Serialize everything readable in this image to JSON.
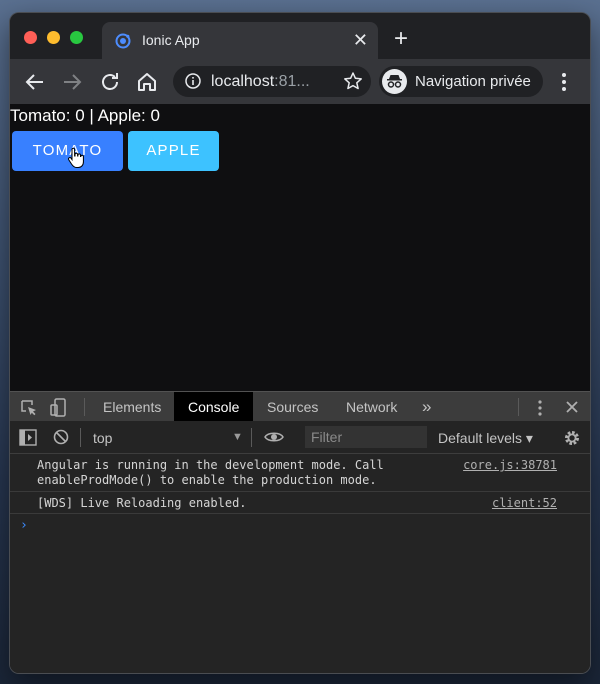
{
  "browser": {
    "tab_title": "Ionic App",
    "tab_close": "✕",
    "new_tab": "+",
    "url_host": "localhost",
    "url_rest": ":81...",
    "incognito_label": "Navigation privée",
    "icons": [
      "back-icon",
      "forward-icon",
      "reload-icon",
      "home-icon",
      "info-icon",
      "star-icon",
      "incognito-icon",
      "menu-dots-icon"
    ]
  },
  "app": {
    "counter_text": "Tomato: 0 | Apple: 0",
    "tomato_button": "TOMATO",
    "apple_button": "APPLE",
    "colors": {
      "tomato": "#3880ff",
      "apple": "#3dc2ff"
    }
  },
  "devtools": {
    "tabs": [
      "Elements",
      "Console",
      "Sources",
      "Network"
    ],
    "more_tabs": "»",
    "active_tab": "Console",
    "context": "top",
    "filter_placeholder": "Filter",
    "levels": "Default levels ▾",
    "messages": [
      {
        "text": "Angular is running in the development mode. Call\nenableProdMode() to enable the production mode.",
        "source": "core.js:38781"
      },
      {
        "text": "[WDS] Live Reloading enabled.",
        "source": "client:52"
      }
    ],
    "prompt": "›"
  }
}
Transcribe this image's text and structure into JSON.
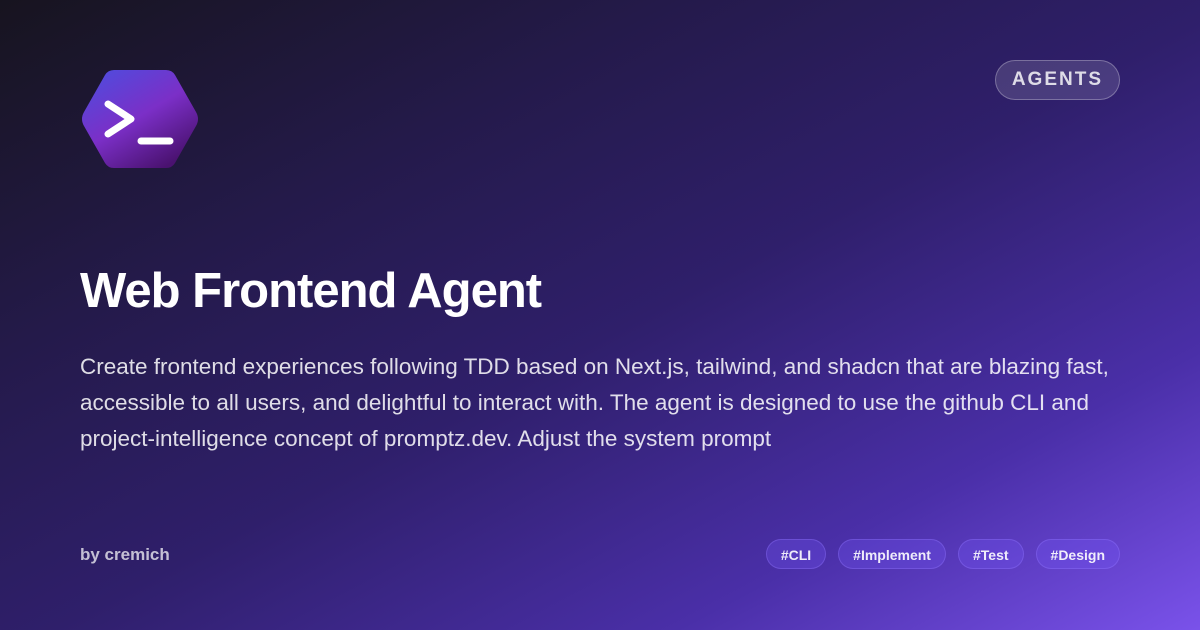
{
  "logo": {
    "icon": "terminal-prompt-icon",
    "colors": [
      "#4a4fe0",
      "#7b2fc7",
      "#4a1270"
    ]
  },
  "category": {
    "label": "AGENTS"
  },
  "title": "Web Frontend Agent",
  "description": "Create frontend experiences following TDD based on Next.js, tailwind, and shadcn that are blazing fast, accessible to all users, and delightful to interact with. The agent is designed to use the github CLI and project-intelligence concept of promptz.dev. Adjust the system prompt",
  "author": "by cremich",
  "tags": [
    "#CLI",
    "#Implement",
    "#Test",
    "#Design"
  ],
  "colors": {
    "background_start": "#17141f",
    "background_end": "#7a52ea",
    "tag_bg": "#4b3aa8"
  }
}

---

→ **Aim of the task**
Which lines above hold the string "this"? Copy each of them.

→ **Expected answer**
Serialize everything readable in this image to JSON.
Transcribe this image's text and structure into JSON.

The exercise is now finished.